◆ WHAT THIS TASK INVOLVES:
Work out how many lines in the data include the string "Collection"; reply with that number alone.
---- DATA SUPPLIED
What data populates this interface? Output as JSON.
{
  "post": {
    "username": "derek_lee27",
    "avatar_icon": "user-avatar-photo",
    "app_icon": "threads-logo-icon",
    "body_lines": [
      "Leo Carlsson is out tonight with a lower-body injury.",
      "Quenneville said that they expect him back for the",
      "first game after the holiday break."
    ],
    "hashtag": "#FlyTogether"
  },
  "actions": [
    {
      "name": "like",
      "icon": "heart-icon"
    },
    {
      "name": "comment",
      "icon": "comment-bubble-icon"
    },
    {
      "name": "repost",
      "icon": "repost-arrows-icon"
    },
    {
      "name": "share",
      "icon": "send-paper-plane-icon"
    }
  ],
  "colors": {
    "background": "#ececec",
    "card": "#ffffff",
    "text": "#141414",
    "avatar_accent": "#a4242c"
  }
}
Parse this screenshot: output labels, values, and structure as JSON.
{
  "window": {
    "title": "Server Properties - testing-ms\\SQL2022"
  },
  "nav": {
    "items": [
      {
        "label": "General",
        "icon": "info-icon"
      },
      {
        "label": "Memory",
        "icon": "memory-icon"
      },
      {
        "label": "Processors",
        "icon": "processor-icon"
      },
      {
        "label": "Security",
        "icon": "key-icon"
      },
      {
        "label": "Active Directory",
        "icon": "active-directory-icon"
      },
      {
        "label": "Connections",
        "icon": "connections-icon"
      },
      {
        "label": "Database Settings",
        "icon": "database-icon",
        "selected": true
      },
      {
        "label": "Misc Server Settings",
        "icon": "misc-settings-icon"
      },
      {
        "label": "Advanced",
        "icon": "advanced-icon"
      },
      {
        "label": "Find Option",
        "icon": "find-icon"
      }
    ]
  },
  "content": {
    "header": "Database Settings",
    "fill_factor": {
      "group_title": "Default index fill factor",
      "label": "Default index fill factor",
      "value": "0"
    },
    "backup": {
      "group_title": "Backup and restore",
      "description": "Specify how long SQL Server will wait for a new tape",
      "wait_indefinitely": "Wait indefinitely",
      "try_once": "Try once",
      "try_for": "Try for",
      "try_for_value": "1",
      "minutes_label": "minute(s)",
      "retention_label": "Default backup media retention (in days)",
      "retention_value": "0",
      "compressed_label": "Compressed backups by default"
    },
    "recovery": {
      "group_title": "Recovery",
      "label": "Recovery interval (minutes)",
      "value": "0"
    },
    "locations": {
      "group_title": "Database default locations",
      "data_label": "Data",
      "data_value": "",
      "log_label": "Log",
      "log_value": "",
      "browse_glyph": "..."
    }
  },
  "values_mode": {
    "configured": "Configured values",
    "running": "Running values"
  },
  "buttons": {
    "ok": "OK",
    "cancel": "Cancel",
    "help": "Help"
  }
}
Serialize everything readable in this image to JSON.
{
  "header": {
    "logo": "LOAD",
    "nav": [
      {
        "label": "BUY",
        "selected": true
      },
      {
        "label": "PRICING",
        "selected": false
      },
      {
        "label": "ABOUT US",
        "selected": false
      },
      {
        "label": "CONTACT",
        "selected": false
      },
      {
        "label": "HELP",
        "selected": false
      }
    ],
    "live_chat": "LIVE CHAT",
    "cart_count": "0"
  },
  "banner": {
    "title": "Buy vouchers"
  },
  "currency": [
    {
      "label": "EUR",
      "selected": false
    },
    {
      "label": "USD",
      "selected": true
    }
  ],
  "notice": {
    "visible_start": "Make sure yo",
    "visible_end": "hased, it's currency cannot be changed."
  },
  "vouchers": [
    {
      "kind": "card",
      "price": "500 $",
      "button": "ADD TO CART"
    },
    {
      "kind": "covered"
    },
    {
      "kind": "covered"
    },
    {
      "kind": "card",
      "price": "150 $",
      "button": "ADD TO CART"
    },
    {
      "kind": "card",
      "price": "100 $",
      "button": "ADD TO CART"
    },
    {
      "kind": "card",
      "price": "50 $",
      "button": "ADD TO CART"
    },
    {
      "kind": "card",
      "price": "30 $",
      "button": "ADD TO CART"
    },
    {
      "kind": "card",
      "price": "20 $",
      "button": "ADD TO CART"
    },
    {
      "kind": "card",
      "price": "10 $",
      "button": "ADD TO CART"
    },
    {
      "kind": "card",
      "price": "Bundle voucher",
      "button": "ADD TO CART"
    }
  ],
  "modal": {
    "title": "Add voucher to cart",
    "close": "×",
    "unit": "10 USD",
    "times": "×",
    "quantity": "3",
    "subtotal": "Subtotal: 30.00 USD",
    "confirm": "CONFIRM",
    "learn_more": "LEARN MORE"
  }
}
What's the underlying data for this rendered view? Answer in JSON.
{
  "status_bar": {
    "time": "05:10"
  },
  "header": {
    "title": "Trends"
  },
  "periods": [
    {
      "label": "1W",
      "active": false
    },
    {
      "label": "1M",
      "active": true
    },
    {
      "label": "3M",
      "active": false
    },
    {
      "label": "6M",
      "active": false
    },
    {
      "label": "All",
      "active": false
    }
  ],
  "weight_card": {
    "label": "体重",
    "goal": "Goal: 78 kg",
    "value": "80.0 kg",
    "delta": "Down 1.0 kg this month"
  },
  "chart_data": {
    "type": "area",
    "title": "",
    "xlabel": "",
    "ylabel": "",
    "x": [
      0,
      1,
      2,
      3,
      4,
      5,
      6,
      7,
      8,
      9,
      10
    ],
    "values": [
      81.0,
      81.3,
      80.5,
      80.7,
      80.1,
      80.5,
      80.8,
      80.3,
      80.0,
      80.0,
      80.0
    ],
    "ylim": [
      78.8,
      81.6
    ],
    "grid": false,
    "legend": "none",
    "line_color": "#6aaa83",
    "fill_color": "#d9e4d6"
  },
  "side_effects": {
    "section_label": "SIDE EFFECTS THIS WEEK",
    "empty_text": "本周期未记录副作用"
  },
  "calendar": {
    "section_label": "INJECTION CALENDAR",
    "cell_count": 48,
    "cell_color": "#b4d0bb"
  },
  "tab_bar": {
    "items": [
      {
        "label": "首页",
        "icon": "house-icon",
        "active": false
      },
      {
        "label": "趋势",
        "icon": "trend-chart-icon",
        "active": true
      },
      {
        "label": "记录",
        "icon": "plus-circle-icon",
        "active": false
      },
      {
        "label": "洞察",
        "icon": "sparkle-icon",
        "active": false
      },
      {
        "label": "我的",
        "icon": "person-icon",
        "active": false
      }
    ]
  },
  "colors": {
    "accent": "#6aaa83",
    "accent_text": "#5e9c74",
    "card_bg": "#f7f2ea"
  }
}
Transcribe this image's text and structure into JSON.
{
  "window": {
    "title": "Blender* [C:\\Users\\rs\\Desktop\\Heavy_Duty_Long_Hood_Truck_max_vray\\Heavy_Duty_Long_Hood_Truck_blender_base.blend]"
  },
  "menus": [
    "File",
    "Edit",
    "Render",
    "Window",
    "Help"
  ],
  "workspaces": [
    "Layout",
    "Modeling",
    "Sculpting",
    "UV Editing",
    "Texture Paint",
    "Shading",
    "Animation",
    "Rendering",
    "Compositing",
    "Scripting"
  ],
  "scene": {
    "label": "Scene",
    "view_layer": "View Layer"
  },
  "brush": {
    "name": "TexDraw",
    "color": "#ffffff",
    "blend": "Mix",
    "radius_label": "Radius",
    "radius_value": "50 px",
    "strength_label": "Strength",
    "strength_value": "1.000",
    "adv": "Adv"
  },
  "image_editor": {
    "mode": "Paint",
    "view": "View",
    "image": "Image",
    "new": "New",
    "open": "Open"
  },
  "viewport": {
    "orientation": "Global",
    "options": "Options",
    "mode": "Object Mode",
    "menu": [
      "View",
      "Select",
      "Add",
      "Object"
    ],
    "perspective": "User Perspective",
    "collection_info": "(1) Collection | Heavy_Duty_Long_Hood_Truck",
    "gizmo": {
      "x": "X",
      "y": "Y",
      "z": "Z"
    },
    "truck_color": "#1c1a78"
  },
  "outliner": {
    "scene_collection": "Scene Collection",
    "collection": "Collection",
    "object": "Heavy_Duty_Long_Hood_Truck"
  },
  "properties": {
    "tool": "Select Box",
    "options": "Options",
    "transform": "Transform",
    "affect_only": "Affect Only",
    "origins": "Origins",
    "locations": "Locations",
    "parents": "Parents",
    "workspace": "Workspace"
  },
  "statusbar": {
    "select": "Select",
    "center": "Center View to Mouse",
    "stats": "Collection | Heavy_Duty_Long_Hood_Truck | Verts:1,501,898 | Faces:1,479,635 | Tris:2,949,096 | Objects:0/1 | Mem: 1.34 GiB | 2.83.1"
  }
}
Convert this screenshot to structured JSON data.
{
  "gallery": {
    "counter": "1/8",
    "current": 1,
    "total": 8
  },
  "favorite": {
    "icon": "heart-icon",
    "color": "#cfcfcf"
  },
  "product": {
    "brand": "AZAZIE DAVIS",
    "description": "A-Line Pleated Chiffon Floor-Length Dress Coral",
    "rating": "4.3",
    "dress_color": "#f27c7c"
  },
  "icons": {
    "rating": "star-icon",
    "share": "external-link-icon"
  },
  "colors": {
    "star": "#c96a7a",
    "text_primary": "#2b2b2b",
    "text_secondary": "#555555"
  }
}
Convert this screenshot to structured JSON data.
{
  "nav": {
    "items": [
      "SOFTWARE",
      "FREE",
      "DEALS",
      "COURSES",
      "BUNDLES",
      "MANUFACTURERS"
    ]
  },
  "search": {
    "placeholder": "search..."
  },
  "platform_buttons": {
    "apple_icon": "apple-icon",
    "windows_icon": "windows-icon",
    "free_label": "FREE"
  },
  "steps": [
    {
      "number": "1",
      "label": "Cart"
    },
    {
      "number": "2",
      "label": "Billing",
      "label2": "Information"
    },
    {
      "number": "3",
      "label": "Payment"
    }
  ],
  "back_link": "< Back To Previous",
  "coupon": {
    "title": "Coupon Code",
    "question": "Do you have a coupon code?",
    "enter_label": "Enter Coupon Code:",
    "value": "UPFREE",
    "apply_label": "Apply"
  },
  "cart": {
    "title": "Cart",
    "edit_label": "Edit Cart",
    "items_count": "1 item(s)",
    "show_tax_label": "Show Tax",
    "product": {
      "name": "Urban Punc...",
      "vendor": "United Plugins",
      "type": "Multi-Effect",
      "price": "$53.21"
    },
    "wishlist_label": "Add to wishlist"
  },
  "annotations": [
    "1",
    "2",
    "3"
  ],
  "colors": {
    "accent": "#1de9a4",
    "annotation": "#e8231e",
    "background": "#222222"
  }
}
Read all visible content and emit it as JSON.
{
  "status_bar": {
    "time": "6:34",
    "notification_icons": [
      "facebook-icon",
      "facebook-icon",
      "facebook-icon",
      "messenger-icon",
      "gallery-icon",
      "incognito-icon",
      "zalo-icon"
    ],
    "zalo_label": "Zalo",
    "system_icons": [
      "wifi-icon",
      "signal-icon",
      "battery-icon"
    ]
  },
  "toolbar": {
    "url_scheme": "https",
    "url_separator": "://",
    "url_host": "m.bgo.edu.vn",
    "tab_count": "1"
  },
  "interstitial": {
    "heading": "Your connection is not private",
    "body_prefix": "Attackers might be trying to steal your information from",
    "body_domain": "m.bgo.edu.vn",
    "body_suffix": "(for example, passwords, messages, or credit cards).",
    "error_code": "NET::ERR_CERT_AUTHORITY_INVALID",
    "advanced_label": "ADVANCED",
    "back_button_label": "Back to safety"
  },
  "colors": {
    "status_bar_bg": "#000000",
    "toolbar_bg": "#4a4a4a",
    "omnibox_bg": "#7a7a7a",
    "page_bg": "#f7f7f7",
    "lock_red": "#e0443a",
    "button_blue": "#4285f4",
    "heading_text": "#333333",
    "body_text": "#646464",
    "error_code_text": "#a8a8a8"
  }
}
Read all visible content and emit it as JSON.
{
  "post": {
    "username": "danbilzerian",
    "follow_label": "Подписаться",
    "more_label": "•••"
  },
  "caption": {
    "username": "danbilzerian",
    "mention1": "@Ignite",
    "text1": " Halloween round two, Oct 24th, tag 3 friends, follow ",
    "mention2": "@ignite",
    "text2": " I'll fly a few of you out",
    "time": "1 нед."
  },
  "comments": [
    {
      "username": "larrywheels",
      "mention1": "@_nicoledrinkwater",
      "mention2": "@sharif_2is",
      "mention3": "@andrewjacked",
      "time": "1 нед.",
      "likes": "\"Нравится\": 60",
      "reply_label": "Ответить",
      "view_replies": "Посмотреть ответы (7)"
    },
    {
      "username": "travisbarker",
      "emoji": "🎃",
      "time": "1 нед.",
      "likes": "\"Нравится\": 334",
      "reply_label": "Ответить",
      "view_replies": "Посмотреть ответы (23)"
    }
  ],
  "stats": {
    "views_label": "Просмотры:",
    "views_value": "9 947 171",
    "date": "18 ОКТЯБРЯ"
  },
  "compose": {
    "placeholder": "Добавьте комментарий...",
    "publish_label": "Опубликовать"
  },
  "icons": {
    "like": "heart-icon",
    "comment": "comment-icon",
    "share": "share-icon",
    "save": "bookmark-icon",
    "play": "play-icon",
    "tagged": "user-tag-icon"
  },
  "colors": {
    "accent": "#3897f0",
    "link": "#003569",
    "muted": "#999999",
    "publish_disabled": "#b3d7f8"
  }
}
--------
◆ WRITTEN ANSWER:
4